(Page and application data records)
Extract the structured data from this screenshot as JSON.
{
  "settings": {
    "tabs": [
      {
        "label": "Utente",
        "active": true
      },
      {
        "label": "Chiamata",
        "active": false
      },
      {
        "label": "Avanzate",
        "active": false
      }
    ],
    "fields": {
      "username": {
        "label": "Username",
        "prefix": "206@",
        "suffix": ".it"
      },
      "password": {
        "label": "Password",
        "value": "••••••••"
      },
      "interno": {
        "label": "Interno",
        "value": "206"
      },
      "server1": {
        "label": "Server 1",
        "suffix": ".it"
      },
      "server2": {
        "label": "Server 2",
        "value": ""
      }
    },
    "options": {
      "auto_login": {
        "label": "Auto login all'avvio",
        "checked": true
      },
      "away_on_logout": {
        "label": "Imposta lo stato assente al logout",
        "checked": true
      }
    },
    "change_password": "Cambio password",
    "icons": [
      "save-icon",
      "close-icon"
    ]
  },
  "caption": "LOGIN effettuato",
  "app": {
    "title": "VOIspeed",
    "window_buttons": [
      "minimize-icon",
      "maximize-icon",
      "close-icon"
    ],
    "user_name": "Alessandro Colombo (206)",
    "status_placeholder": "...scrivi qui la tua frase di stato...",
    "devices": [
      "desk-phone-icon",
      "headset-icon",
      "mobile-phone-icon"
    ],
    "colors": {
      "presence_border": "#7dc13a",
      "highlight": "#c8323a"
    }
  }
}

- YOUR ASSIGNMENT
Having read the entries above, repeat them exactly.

- WRITTEN REPLY
Extract the structured data from this screenshot as JSON.
{
  "settings": {
    "tabs": [
      {
        "label": "Utente",
        "active": true
      },
      {
        "label": "Chiamata",
        "active": false
      },
      {
        "label": "Avanzate",
        "active": false
      }
    ],
    "fields": {
      "username": {
        "label": "Username",
        "prefix": "206@",
        "suffix": ".it"
      },
      "password": {
        "label": "Password",
        "value": "••••••••"
      },
      "interno": {
        "label": "Interno",
        "value": "206"
      },
      "server1": {
        "label": "Server 1",
        "suffix": ".it"
      },
      "server2": {
        "label": "Server 2",
        "value": ""
      }
    },
    "options": {
      "auto_login": {
        "label": "Auto login all'avvio",
        "checked": true
      },
      "away_on_logout": {
        "label": "Imposta lo stato assente al logout",
        "checked": true
      }
    },
    "change_password": "Cambio password",
    "icons": [
      "save-icon",
      "close-icon"
    ]
  },
  "caption": "LOGIN effettuato",
  "app": {
    "title": "VOIspeed",
    "window_buttons": [
      "minimize-icon",
      "maximize-icon",
      "close-icon"
    ],
    "user_name": "Alessandro Colombo (206)",
    "status_placeholder": "...scrivi qui la tua frase di stato...",
    "devices": [
      "desk-phone-icon",
      "headset-icon",
      "mobile-phone-icon"
    ],
    "colors": {
      "presence_border": "#7dc13a",
      "highlight": "#c8323a"
    }
  }
}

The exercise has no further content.